After such a fantastic couple of lighthouse days – or do I mean weeks, or maybe even months?! – I needed to gently be brought back down to normality. Today has been the day for that with a short boat trip to see a couple of minor lighthouses at the north end of the Sound of Jura.
Craignish Cruises were the boat operator of choice for today’s trip from Ardfern. Originally it was just going to be me on the boat while Bob manhandled the kids. Having seen details of the boat (a heated cabin!) online last night we asked Lindsay, who owns the boat, if he would be happy for the kids to go too. He was fine with that, so off we set.
It’s not quite so easy bagging with young children and the constant demands, but it helps towards my plot to turn them into the next generation of lighthouse baggers. The bagging is definitely strong in the eldest. The younger one still needs some work!
The tide was against us on the way out, but it wasn’t too long until we arrived at the tiny island of Ruadh Sgeir. It was interesting hearing the opinions of both Lindsay and Don who was helping him out on the trip. Lindsay has always thought the light was quite sweet (he seems quite fond of lighthouses, even the small ones, from the point of view of someone who uses them for their intended purpose – aiding navigation). Don, on the other hand, said he thought it was just a light on a rock. I think it deserves more credit and, I’m sure, by the end of the trip he was beginning to see the beauty of lighthouses, even the small ones. It’s quite common for boatmen to say that they have travelled along a stretch of coastline frequently and never noticed the lighthouse. They just need to be enlightened (no pun intended), that’s all.

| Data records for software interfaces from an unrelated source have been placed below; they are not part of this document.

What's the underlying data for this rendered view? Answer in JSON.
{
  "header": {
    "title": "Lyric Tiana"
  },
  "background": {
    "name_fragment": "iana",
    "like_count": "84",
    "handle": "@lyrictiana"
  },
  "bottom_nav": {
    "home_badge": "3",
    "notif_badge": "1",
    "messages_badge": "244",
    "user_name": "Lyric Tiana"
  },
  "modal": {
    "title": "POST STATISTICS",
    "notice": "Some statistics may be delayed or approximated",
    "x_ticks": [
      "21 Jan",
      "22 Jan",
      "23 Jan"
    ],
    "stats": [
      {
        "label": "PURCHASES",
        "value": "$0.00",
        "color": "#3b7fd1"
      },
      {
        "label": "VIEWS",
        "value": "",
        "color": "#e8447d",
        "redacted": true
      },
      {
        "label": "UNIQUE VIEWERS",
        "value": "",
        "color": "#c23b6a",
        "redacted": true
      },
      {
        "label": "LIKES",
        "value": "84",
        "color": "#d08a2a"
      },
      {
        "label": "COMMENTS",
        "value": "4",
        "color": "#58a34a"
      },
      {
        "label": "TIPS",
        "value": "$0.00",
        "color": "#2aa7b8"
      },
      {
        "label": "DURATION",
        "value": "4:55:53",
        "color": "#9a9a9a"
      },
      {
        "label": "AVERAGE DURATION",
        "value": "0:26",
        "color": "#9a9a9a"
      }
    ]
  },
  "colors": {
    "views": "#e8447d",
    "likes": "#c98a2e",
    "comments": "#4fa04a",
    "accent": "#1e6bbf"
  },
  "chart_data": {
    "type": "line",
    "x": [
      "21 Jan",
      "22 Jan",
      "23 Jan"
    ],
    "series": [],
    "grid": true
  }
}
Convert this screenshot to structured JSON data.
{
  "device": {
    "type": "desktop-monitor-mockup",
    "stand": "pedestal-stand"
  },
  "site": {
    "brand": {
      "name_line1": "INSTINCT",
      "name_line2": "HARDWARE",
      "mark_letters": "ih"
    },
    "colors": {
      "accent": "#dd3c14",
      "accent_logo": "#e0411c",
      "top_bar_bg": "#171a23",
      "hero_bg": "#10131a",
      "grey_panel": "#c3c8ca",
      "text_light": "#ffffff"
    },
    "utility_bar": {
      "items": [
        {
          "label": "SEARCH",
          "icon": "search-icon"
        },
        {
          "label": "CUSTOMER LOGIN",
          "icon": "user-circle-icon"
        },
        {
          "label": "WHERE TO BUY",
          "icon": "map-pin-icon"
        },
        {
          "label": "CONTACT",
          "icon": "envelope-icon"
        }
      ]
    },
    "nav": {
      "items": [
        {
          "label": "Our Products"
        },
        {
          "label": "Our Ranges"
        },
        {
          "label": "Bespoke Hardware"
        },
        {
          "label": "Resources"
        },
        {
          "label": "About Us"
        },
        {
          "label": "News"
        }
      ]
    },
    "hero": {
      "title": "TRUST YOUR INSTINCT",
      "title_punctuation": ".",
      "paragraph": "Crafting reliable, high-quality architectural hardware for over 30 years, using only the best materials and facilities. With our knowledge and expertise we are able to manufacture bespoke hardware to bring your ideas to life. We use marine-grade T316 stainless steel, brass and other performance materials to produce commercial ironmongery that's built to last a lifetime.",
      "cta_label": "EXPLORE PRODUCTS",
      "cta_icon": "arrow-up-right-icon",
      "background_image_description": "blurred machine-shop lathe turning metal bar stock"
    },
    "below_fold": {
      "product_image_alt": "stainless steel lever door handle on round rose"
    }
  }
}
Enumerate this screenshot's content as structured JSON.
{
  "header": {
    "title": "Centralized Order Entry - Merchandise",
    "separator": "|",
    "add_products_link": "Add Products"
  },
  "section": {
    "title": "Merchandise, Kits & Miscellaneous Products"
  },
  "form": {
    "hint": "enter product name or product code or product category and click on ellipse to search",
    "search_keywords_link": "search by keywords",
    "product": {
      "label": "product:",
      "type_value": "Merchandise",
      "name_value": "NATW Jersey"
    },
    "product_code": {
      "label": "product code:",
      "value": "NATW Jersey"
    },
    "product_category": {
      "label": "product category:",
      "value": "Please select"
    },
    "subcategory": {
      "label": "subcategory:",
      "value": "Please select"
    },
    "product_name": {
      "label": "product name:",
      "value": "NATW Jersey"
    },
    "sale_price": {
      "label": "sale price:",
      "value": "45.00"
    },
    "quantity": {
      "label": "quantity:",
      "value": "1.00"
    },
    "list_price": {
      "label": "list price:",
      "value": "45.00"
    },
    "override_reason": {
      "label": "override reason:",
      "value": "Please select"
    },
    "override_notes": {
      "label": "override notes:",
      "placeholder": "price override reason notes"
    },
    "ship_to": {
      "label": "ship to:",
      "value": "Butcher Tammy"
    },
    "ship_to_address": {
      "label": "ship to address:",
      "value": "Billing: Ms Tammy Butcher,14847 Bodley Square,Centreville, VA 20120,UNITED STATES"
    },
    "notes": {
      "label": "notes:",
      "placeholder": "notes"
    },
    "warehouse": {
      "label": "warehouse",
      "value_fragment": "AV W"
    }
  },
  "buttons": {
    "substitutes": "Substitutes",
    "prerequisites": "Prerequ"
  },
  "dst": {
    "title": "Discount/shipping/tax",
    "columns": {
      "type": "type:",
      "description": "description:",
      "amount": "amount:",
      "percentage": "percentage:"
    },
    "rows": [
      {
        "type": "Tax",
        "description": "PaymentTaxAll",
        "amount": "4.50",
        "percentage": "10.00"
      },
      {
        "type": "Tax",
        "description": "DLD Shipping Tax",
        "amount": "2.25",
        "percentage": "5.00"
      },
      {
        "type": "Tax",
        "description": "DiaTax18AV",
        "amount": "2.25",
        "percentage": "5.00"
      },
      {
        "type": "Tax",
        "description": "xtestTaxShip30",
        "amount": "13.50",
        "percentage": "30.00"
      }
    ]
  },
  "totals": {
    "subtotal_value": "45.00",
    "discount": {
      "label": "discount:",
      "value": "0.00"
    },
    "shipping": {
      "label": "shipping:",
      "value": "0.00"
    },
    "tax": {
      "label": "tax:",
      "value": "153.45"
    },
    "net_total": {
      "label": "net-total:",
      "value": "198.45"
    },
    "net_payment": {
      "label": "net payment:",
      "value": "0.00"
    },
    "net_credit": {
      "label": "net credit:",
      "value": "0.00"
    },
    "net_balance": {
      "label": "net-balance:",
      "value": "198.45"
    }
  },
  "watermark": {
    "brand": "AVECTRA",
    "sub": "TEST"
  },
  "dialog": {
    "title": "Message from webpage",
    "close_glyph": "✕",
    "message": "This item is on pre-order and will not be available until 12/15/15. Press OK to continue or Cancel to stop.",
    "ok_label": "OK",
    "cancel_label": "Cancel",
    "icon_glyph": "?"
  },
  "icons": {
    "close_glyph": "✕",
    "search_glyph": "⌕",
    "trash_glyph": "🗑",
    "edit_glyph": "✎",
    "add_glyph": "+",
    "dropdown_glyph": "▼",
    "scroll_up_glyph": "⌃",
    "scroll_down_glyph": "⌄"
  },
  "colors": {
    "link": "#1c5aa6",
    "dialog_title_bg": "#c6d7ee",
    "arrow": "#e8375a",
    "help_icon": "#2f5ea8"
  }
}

I really like the Ruadh Sgeir light. I’m a fan of this type, and I always think there is a lot more to them, in terms of design, than they get credit for. It’s not just a small white tower that’s been dropped on a rock.
Our second stop was Reisa an t-Sruith. Lindsay told me this translates as ‘island in the strong tidal current’. There is certainly a lot of movement in the area, in terms of tides. It looked a lot choppier than it felt. Like Ruadh Sgeir, Reisa an t-Sruith is just a small island, a slightly bigger small island than Ruadh Sgeir. The lighthouse is a standard Northern Lighthouse Board flat-pack. Not much more to say about it other than that. It replaced a light designed by David A and Charles Stevenson. The island itself is home to some goats who watched us from afar, probably wondering what on earth we were up to. I’m assuming they don’t think much of the lighthouse!
As well as the goats, our wildlife tally increased again today with a brief appearance of a pod of 4 to 6 bottlenose dolphins.
A short, but important trip. It marks a first round completion of the wonderful lights of the Islay and Jura area. In such a short space of time, it’s been quite full-on, but not rushed. I definitely want a closer look at the Rinns of Islay at some point, but for now I’m satisfied – and of equal importance, I got those much-needed pictures for my book.
This afternoon we paid an enjoyable visit to Ian who served on Skerryvore lighthouse and who visited that very lighthouse with us last year (see this post for more on Ian). He and Doreen are wonderful hosts and it was lovely to catch up with them.
Now back to reality. I always put a smiley face at the end of these posts and I’m going to do the same for this one as it’s been a good day and I’m hopeful that it won’t be long until my next post. There certainly is plenty of lighthouse fun lined up for the year 🙂